I want to share a portion of scripture with you;
Yet even now," declares the Lord, "return to me with all your heart, with fasting, with weeping, and with mourning; 13 and rend your hearts and not your garments." Return to the Lord, your God, for he is gracious and merciful, slow to anger, and abounding in steadfast love; and he relents over disaster. 14 Who knows whether he will not turn and relent, and leave a blessing behind him, a grain offering and a drink offering for the Lord your God? 15 Blow the trumpet in Zion; consecrate a fast; call a solemn assembly; 16 gather the people. Consecrate the congregation; assemble the elders; gather the children, even nursing infants. Let the bridegroom leave his room, and the bride her chamber. 17 Between the vestibule and the altar let the priests, the ministers of the Lord, weep and say, "Spare your people, O Lord, and make not your heritage a reproach, a byword among the nations. Why should they say among the peoples, 'Where is their God?'" -ESV
Considering the spiritual and cultural crossroads that we find ourselves at as a nation, state, and community, we feel the urging of God’s Spirit to call for a time of consecration and prayer.
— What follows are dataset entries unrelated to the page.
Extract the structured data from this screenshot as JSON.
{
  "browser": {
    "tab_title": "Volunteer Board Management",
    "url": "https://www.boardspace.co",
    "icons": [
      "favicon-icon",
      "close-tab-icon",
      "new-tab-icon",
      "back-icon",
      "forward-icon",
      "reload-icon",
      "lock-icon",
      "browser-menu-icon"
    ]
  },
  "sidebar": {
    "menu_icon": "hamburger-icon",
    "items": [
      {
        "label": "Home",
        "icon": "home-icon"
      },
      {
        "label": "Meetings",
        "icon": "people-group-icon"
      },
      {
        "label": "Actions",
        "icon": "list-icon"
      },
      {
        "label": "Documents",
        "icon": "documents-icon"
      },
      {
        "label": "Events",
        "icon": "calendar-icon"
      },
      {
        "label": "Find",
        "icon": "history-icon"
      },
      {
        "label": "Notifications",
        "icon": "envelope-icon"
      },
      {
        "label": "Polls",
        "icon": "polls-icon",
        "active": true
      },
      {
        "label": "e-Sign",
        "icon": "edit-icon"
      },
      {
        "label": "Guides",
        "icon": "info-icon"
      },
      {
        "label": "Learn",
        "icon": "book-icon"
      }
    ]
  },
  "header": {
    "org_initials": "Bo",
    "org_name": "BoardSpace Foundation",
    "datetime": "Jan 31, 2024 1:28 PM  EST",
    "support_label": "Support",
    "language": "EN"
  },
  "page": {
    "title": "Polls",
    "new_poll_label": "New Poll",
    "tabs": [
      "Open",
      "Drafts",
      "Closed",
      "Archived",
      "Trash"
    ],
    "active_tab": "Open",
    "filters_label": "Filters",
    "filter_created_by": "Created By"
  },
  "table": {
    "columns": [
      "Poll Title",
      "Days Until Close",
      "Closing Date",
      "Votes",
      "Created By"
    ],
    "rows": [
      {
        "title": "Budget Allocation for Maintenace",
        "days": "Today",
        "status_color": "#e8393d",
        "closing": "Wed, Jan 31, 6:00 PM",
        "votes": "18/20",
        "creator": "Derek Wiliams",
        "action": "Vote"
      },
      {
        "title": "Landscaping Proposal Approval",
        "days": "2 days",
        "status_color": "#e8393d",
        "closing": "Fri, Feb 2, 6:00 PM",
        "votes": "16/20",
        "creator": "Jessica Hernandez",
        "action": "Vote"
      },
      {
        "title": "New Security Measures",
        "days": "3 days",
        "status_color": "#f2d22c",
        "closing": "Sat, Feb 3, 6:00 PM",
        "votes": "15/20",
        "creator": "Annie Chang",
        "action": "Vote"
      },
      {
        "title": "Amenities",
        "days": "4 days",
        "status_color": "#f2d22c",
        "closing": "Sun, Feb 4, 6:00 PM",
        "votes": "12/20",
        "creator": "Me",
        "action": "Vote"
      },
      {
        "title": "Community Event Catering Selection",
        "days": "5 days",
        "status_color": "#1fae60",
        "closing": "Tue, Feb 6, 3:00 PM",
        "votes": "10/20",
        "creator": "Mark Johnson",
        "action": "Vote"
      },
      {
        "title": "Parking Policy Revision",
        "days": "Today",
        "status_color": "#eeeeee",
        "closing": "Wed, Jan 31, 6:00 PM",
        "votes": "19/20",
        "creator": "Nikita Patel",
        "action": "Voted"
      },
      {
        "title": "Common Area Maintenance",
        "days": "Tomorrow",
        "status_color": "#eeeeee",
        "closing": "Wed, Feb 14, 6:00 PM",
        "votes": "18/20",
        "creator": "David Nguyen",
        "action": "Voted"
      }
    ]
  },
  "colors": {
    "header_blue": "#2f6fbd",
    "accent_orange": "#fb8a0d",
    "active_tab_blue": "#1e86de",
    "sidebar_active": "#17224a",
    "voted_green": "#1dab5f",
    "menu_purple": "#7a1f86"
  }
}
Traditionally, the Catholic Church and some Protestant Denominations take the 46 days (40, not including Sundays) prior to Easter as a time of self-denial, moderation, reflection, and prayer. The beginning of the time called “Lent” is known as “Ash Wednesday.” During Ash Wednesday services worshippers would have ashes applied to their foreheads in the shape of a cross. The ashes were from the burning of the Palm Fronds that were used in the previous year’s Palm Sunday services in celebration of Jesus’s triumphant entry into Jerusalem. The ashes were an outward sign of one’s observance of Lent.
Ironically, just prior to Lent, there developed a season of celebration and merriment culminating in “Mardi Gras,” which is French for “Fat Tuesday.” This became a time of excess, feasting, and partying prior to a time of moderation and consecration. Sadly, the celebrations often devolved into debauchery, gluttony, and bingeing in sin prior to a time of turning to God. Doesn’t that sound odd? I struggle to believe God would advise me to cast off self-control to overindulge in gluttony and drunkenness in order to enter a period of consecration.
Nowhere in scripture are these practices instituted for the church, although times of prayer and consecration are certainly to be a central part of the church.
I say this to encourage us all in our preparation for our announced time of prayer and consecration. We are not taking this time as a religious ceremonial practice. This should not be approached as a “time out” from our normal life, to seek God and then to go back to how we were, but rather an intentional time of humility, repentance, and prayer to usher in change, healing, growth, and a better, new normal.
We need God. Our Nation needs God. Our families need God. Our culture needs God. He is our hope. With this in mind, let us consider how we should fervently seek Him.
Loving you all,